- London plane (Platanus x acerifolia)
- Poplars (Populus spp.)
- Engelmann Oak (Quercus engelmannii)
- English Oak (Quercus robur)
- Cork Oak (Quecus suber)
- Weeping willow (Salix babylonica)
- Red Willow (Salix laevigata)
- Japanese wisteria (Wisteria floribunda)
The invasive PSHB beetle is know to invade a number of South African Invasive Species.
Whilst many conservationists may regard 'a beetle invasion' of 'a plant invader' welcome, it is important to remember that all infected trees are carriers of the PSHB and it is only a matter of time before the PSHB beetles thriving in the wood of these three invasive trees start to invade indigenous trees around them.
Invasive species that are currently being attacked by the PSHB... in South Africa:
- Castor-oil plant (Ricinus communis) - Category 2
- Mesquite (Prosopis spp.) - Category 2
- Tree of heaven (Alianthus altissima) - Category 1b
Signs and symptoms of PSHB attack?
Do you have a tree that is dying in your garden, street or suburb?

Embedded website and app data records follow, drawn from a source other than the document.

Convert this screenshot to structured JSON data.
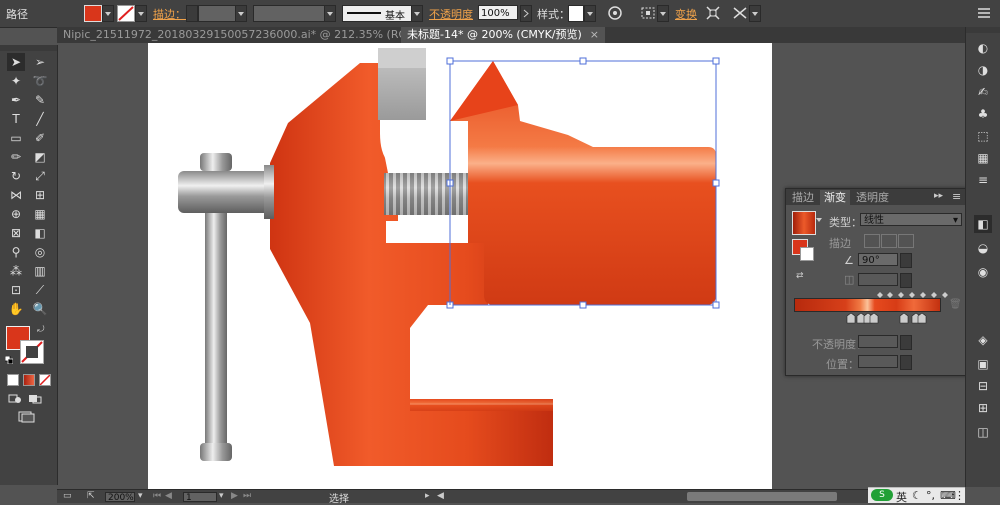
{
  "control_bar": {
    "selection_label": "路径",
    "fill_color": "#d9361b",
    "stroke_label": "描边：",
    "stroke_style_label": "基本",
    "opacity_label": "不透明度",
    "opacity_value": "100%",
    "style_label": "样式：",
    "transform_label": "变换"
  },
  "tabs": [
    {
      "label": "Nipic_21511972_20180329150057236000.ai* @ 212.35% (RGB/预览)",
      "close": "×"
    },
    {
      "label": "未标题-14* @ 200% (CMYK/预览)",
      "close": "×"
    }
  ],
  "tools_icons": [
    "selection-tool",
    "direct-selection-tool",
    "magic-wand-tool",
    "lasso-tool",
    "pen-tool",
    "curvature-tool",
    "type-tool",
    "line-tool",
    "rectangle-tool",
    "paintbrush-tool",
    "pencil-tool",
    "eraser-tool",
    "rotate-tool",
    "scale-tool",
    "width-tool",
    "free-transform-tool",
    "shape-builder-tool",
    "perspective-grid-tool",
    "mesh-tool",
    "gradient-tool",
    "eyedropper-tool",
    "blend-tool",
    "symbol-sprayer-tool",
    "column-graph-tool",
    "artboard-tool",
    "slice-tool",
    "hand-tool",
    "zoom-tool"
  ],
  "gradient_panel": {
    "tabs": [
      "描边",
      "渐变",
      "透明度"
    ],
    "active_tab": "渐变",
    "type_label": "类型：",
    "type_value": "线性",
    "stroke_label": "描边",
    "angle_value": "90°",
    "opacity_label": "不透明度：",
    "position_label": "位置："
  },
  "status_bar": {
    "zoom": "200%",
    "page": "1",
    "tool_label": "选择"
  },
  "ime": {
    "lang": "英"
  },
  "colors": {
    "vise_orange": "#e8461c",
    "vise_dark": "#c93212",
    "steel": "#b9b9b9"
  }
}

What do you look for?
- Tiny beetle entry and exit holes (a bit smaller than the tip of a ballpoint pen);
- Sawdust is often found around the holes or on the ground around the trunk;
- Sometimes a sawdust “toothpick” can be seen sticking out of the beetle hole.
- In areas around the beetle holes, trees may have ‘bleeding’ symptoms (liquid oozing out of the bark);
- Look for ‘gumming’ symptoms (blobs of goo coming out of the bark) around the holes;
- Around the beetle holes, look for ‘sugar volcano’ symptoms (little cone-shaped piles of white powdery stuff on the bark).
- Branches can also be weakened by the beetles’ tunneling and break off, revealing webs of galleries filled with black fungus.
What do you do?
If you think you have a tree infected by PSBH, call a SALI landscaper.
See the SALI principle member list.